> _What you should do_
All lines from the entries below that contain the string "JSON" should be copied out.

> _Data provided_
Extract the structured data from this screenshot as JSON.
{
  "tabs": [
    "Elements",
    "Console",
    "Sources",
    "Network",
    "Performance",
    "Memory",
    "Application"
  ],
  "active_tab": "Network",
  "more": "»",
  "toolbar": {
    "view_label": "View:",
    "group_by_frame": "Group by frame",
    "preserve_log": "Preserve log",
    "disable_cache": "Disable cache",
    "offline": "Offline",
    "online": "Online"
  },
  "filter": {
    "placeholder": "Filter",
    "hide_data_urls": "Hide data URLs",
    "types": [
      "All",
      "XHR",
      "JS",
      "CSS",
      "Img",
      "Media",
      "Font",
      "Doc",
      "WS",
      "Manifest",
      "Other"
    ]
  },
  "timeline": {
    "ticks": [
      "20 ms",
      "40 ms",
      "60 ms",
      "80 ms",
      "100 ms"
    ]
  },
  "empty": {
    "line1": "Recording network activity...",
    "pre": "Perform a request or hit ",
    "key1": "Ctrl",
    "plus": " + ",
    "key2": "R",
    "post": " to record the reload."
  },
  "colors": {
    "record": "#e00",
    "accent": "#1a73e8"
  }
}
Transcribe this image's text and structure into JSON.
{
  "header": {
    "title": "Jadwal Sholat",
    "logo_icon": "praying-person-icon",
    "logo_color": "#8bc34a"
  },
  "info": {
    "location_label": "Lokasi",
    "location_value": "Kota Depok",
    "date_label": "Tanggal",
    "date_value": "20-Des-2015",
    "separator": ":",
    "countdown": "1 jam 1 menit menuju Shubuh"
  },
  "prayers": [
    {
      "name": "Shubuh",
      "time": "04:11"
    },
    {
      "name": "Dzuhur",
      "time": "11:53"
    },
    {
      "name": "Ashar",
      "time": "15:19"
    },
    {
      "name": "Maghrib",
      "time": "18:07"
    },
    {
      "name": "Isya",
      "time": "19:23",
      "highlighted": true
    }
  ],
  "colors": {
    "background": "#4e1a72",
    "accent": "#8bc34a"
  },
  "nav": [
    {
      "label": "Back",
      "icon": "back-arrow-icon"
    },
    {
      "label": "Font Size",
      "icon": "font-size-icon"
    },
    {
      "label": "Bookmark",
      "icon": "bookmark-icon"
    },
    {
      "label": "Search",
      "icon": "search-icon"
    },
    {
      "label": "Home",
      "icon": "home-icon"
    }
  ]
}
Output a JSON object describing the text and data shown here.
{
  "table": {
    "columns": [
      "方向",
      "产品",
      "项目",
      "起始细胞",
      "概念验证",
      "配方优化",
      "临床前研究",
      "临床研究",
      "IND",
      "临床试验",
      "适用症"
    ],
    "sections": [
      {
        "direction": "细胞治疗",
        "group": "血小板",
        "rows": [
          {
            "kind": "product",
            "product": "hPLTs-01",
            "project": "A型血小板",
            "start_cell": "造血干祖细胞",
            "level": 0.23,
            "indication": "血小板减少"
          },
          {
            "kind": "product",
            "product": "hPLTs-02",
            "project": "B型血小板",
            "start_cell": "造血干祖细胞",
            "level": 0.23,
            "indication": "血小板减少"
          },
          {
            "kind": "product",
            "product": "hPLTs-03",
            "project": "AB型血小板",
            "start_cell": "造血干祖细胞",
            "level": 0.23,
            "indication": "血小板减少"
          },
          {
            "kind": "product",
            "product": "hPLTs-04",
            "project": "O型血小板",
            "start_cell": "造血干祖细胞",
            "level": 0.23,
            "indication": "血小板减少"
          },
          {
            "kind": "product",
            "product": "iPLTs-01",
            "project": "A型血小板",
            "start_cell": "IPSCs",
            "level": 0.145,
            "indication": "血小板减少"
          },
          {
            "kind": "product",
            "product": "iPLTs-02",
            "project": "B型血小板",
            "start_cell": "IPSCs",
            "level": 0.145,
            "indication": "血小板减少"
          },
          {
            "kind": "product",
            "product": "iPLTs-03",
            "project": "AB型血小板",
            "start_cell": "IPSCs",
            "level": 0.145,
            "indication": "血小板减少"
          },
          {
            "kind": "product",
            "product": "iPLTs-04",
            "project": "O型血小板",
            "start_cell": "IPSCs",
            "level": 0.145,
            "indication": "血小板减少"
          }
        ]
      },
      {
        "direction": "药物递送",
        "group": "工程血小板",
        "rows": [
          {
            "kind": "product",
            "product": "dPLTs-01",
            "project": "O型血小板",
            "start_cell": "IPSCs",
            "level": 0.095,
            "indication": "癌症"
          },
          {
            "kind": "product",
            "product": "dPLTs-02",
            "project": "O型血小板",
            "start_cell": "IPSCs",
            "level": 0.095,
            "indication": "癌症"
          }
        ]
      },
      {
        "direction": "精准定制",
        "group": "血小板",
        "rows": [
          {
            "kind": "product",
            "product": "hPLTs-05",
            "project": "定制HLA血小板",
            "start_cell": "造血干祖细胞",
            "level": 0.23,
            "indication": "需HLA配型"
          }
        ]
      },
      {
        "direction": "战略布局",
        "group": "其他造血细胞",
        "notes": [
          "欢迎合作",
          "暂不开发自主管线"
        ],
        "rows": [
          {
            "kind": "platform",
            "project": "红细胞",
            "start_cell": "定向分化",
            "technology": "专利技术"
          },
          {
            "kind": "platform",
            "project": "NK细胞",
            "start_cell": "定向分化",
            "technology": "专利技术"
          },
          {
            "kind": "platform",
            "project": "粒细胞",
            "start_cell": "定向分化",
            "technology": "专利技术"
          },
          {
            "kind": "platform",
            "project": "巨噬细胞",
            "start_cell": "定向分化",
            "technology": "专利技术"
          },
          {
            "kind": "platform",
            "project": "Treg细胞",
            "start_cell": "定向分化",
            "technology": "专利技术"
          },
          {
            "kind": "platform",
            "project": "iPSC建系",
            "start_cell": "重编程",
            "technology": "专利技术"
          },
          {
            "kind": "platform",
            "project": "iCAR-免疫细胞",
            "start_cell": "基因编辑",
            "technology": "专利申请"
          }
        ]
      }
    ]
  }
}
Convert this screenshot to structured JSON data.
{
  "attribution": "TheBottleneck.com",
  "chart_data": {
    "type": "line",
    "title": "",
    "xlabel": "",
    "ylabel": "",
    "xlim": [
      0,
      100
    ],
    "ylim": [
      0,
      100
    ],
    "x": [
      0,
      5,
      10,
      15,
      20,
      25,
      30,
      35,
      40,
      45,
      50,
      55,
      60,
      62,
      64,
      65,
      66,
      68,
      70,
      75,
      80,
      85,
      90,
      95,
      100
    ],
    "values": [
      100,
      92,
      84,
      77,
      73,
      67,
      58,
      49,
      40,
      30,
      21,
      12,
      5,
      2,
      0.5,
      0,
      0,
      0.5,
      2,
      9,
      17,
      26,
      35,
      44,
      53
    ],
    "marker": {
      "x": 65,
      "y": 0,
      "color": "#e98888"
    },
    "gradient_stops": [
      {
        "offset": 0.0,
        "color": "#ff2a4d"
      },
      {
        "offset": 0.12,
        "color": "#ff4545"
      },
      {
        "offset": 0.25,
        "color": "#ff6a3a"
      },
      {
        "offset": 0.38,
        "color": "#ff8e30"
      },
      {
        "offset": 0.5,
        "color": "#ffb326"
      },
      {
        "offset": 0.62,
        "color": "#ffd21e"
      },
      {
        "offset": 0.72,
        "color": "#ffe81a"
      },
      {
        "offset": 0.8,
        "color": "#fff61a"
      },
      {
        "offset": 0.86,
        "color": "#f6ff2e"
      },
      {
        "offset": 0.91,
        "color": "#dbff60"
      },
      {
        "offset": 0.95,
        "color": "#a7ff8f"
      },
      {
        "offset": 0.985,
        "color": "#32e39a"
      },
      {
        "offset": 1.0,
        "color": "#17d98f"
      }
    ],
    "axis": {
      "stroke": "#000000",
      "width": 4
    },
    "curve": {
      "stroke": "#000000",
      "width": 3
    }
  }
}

> _Task response_
Extract the structured data from this screenshot as JSON.
Transcribe this image's text and structure into JSON.
Output a JSON object describing the text and data shown here.
Convert this screenshot to structured JSON data.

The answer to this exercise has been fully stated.